HERNANDO SUN WRITER
A new set of multi-million dollar projects totaling more than $78 million are on the horizon for Oak Hill Hospital by parent company HCA Healthcare of Nashville, Tennessee.
Three major expansions plus a host of other infrastructure renovations are planned, firmly cementing Oak Hill Hospital’s aim to meet the medical needs of the residents in Hernando County and its surrounding communities.
“Because of our continuing growth in Hernando County and to keep pace with the needs of the communities we serve, we are ready to expand,’’ stated Oak Hill Hospital’s Chief Operating Officer, Steve Young, to The Hernando Sun.
According to HCA, the population growth in Hernando County is projected at nearly 5 percent through 2022, compared to the US average of 4.2 percent. Patients aged 65 and over will grow 11.75 percent over the next few years and account for 32.5 percent of Oak Hill’s population compared to the 14.4 percent national rate.
“These expansions will bring a broad and positive economic impact to our community,” said Young. “This new round of capital investment will create jobs in a wide-range of industries, particularly in the higher salaried nursing jobs.”
North Tower Expansion
The first major project — a capital investment of approximately $40 million — will again change the skyline of Hernando County with the addition of 48,000 square feet of patient care area to the hospital’s North Tower.
Two new floors will be constructed vertically to the North Tower adding 70 private patient rooms — 34 on the 4th floor and 36 on the 5th floor — and expanding the hospital’s total capacity from 280 to 350 beds.
“We’re excited about this new project because we have chosen to use prefabrication technology in the construction process,” said Young. “Our sister hospital, Medical Center of Trinity in Pasco County, went through a similar transformation recently using the same technology,” he said. “The adoption of using prefabrication is by far more efficient in building construction.”
Young explained that using prefabrication technology during the North Tower expansion will reduce overall construction time thus speeding up completion and lowering costs at the same time.
The prefabricated modules will include exterior walls, bathrooms, headwalls, nursing stations and more. They will be made offsite while the steel shell for the two new floors is being erected.
“We expect to see some movement on this project to begin in December 2018,” said Young, “and the project is scheduled to be completed within 16 months.”
Emergency Room Expansion
The second project, costing a capital investment of $23 million over a two to three year period, will increase the overall Emergency Department square footage by almost 50 percent. The project will add 12,000 square feet to the hospital’s Emergency Room and increase its capacity from 28 emergency care patient bays to 43 bays.
Patient-specific areas will include a pediatric waiting room that will connect directly to the separate pediatric emergency room. Low acuity, resuscitation and GYN areas will also be added with a high level of service provided by board-certified providers and nurses. The hospital’s emergency medicine residency program, approved to train 18 medical residents during a 3-year program, will also have a private area for emergency room learning.

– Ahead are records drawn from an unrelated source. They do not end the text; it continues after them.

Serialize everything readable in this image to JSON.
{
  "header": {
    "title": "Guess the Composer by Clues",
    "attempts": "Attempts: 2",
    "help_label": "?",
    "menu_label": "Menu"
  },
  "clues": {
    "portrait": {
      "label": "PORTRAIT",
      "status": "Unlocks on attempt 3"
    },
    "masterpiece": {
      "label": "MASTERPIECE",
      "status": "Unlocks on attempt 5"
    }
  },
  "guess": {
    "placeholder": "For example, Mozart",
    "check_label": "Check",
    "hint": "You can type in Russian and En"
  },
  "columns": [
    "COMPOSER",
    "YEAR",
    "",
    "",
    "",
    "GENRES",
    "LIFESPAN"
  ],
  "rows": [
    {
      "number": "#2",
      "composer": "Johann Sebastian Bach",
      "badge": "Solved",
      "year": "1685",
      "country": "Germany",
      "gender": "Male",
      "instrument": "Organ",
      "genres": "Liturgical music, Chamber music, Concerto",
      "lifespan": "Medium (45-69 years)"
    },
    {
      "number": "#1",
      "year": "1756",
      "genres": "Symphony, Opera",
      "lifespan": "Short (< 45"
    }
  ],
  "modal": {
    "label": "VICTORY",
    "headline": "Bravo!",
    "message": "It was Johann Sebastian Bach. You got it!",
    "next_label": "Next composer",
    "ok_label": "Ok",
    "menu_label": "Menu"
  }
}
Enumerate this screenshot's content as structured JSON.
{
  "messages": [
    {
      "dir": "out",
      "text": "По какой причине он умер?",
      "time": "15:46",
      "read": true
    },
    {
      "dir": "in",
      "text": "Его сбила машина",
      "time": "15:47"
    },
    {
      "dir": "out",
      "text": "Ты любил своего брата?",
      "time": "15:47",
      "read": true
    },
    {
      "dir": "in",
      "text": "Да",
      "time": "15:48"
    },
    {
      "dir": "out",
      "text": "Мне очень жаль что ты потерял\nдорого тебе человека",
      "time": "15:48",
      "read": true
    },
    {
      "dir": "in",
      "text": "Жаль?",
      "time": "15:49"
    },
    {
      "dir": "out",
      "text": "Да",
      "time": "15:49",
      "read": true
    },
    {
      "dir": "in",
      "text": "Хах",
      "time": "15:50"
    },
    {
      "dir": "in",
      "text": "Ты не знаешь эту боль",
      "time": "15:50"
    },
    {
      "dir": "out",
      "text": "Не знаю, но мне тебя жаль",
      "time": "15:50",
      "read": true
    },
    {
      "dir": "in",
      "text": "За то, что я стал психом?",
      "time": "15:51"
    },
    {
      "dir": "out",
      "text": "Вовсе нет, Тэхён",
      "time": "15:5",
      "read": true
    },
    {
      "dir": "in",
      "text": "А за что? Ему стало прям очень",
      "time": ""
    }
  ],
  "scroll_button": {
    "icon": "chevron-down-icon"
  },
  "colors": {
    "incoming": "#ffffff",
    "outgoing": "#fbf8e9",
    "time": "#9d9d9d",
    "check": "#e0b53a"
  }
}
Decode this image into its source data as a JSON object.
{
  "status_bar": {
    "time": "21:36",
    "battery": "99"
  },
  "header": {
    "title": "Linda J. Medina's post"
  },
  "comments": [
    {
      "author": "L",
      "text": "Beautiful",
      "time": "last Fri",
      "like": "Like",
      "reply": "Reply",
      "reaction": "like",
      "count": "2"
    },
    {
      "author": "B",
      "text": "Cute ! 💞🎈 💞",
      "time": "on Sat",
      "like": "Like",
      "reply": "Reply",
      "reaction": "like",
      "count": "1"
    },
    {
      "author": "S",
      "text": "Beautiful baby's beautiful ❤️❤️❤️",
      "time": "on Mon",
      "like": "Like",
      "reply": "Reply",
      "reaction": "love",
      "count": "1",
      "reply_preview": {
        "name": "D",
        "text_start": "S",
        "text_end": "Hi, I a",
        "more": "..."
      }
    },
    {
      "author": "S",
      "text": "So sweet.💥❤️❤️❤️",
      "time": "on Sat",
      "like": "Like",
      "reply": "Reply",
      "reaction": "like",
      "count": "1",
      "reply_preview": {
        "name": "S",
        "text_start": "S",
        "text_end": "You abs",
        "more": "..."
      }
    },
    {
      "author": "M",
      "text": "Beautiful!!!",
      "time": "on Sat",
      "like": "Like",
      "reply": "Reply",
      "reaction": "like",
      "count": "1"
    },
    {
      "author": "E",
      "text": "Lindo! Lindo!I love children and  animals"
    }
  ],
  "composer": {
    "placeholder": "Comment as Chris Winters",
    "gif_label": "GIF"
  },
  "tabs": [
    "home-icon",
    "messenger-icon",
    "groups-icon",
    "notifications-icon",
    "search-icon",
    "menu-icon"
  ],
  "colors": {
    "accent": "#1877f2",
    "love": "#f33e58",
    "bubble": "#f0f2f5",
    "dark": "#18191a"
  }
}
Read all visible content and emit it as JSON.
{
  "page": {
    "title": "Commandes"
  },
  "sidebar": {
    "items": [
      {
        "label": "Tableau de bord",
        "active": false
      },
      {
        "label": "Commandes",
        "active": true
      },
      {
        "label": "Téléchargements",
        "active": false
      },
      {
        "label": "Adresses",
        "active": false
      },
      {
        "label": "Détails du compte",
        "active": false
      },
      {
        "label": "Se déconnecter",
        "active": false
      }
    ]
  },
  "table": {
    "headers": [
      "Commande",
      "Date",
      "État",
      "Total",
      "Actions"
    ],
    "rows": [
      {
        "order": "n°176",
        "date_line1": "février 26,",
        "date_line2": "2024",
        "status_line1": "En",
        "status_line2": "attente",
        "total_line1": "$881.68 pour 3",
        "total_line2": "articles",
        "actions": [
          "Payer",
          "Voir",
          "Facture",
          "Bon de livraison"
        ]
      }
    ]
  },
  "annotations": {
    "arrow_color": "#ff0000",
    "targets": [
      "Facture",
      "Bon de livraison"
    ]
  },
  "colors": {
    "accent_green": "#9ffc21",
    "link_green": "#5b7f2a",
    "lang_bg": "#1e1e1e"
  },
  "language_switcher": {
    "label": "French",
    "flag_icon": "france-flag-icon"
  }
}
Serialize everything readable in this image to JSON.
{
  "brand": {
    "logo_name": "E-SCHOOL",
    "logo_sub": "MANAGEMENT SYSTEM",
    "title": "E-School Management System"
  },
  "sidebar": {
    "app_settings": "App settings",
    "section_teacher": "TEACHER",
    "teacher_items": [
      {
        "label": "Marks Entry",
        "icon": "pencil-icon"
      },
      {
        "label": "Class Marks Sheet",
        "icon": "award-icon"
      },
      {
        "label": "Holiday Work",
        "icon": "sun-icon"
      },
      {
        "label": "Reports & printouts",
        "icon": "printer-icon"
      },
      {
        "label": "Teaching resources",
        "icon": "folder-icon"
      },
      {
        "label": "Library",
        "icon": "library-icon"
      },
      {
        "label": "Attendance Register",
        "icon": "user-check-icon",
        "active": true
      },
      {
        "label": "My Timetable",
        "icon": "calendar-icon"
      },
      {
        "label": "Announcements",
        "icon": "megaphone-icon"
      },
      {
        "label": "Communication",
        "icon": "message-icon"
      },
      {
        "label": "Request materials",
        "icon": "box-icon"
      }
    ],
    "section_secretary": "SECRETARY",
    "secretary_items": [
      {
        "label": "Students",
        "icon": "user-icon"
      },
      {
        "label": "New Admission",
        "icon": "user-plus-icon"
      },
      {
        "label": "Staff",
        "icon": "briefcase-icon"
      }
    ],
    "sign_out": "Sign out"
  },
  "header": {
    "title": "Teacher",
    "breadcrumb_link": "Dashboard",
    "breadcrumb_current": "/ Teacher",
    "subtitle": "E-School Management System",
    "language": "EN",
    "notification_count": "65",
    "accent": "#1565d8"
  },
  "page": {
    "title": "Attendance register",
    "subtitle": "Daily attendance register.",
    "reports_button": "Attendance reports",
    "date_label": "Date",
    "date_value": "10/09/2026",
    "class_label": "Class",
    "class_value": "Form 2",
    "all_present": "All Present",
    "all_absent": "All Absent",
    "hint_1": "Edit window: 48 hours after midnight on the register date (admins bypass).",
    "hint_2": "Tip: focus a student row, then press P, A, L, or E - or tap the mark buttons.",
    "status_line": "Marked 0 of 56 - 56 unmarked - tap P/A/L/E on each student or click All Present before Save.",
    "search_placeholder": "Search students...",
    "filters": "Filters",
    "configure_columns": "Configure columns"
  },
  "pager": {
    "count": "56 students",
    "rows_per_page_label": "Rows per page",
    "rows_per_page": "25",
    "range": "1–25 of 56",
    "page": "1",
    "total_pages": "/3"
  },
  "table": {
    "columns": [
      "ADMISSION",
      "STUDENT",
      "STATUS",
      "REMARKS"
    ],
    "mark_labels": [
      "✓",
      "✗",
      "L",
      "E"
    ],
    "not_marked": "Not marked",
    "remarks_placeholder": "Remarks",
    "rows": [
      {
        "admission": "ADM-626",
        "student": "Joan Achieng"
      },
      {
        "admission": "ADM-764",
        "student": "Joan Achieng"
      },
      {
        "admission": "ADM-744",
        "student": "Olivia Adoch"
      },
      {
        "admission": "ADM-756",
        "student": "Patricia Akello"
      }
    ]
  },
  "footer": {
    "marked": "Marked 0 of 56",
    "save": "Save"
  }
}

“We’re also expanding our EMS entrance so that emergency rigs coming in from Hernando County Fire Rescue and EMS and from other counties can park and recharge their vehicles while transferring their patients to our care,” Young said.
Medical Office Building
A new, two-story medical office building is planned for the south portion of Oak Hill Hospital’s campus and will add $13 million to the overall capital investment.
“Although we currently have two medical office complexes on campus, both are fully occupied,” said Young. “This new build will add 42,000-square feet and allow for growth in our outpatient services and will provide office space for physicians graduating from our internal medicine and family medicine residency programs,” he said.
Completion of the medical office building is expected within a two to three year timeframe.
The hospital also announced plans to make investments in a new technology project next year. Called iMobile, the project will provide physicians and care teams with secure smartphones to help improve care team communication and collaboration.
“This advancement in the way our physicians, nurses and ancillary staff can communicate securely is going to be unique,” said Young.
The smartphone application will give caregivers the ability to send secure text messages, initiate phone calls, view a list of hospital and provider contacts and send broadcasts within the patient care team.
Other infrastructure improvements and renovations to serve the projected patient growth include a kitchen makeover of $1.1 million, bringing the total square footage to 3,500. The hospital will also repave and expand the parking lots, invest in a new generator as well as stainless steel housing for cooling towers and new switchgear, and upgrade the chiller systems for operating rooms.
“We are excited about announcing our new plans,” said Young. “It will positively impact our patients and enhance the excellent level of care we provide our community.”
In 2017, Oak Hill Hospital saw 17,851 admissions and 60,375 emergency room visits, including 8,481 pediatric patients.